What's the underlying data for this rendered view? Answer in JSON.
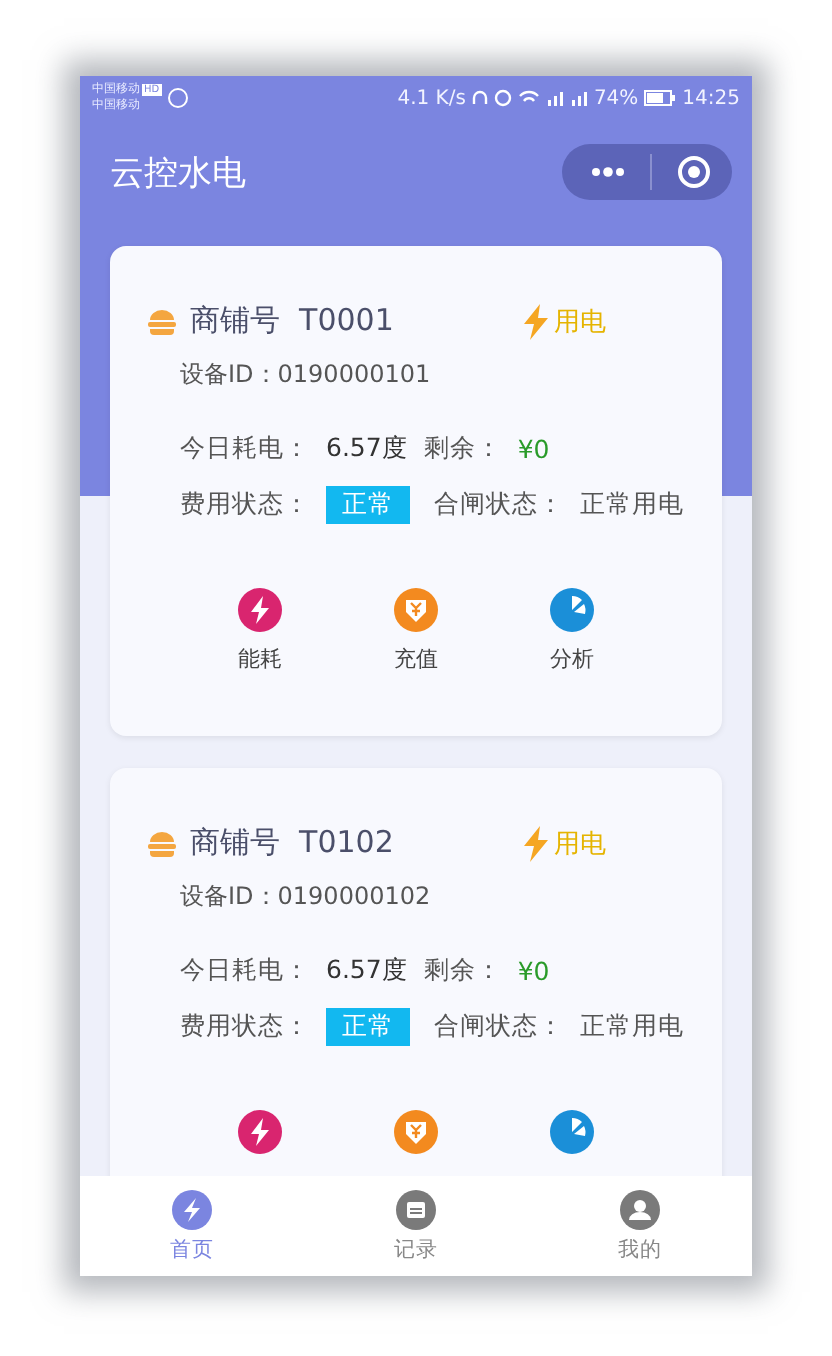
{
  "status_bar": {
    "carriers": [
      "中国移动",
      "中国移动"
    ],
    "hd": "HD",
    "speed": "4.1 K/s",
    "battery": "74%",
    "time": "14:25"
  },
  "nav": {
    "title": "云控水电"
  },
  "shops": [
    {
      "label": "商铺号",
      "code": "T0001",
      "mode": "用电",
      "device": "设备ID：0190000101",
      "usage_label": "今日耗电：",
      "usage": "6.57度",
      "balance_label": "剩余：",
      "balance": "¥0",
      "fee_label": "费用状态：",
      "fee_status": "正常",
      "switch_label": "合闸状态：",
      "switch_status": "正常用电",
      "actions": [
        {
          "kind": "energy",
          "label": "能耗"
        },
        {
          "kind": "recharge",
          "label": "充值"
        },
        {
          "kind": "analysis",
          "label": "分析"
        }
      ]
    },
    {
      "label": "商铺号",
      "code": "T0102",
      "mode": "用电",
      "device": "设备ID：0190000102",
      "usage_label": "今日耗电：",
      "usage": "6.57度",
      "balance_label": "剩余：",
      "balance": "¥0",
      "fee_label": "费用状态：",
      "fee_status": "正常",
      "switch_label": "合闸状态：",
      "switch_status": "正常用电",
      "actions": [
        {
          "kind": "energy"
        },
        {
          "kind": "recharge"
        },
        {
          "kind": "analysis"
        }
      ]
    }
  ],
  "tabs": [
    {
      "kind": "home",
      "label": "首页",
      "selected": true
    },
    {
      "kind": "records",
      "label": "记录",
      "selected": false
    },
    {
      "kind": "profile",
      "label": "我的",
      "selected": false
    }
  ]
}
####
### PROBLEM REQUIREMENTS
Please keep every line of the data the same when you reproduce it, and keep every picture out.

### TASK RESULT
What's the underlying data for this rendered view? Answer in JSON.
{
  "status_bar": {
    "carriers": [
      "中国移动",
      "中国移动"
    ],
    "hd": "HD",
    "speed": "4.1 K/s",
    "battery": "74%",
    "time": "14:25"
  },
  "nav": {
    "title": "云控水电"
  },
  "shops": [
    {
      "label": "商铺号",
      "code": "T0001",
      "mode": "用电",
      "device": "设备ID：0190000101",
      "usage_label": "今日耗电：",
      "usage": "6.57度",
      "balance_label": "剩余：",
      "balance": "¥0",
      "fee_label": "费用状态：",
      "fee_status": "正常",
      "switch_label": "合闸状态：",
      "switch_status": "正常用电",
      "actions": [
        {
          "kind": "energy",
          "label": "能耗"
        },
        {
          "kind": "recharge",
          "label": "充值"
        },
        {
          "kind": "analysis",
          "label": "分析"
        }
      ]
    },
    {
      "label": "商铺号",
      "code": "T0102",
      "mode": "用电",
      "device": "设备ID：0190000102",
      "usage_label": "今日耗电：",
      "usage": "6.57度",
      "balance_label": "剩余：",
      "balance": "¥0",
      "fee_label": "费用状态：",
      "fee_status": "正常",
      "switch_label": "合闸状态：",
      "switch_status": "正常用电",
      "actions": [
        {
          "kind": "energy"
        },
        {
          "kind": "recharge"
        },
        {
          "kind": "analysis"
        }
      ]
    }
  ],
  "tabs": [
    {
      "kind": "home",
      "label": "首页",
      "selected": true
    },
    {
      "kind": "records",
      "label": "记录",
      "selected": false
    },
    {
      "kind": "profile",
      "label": "我的",
      "selected": false
    }
  ]
}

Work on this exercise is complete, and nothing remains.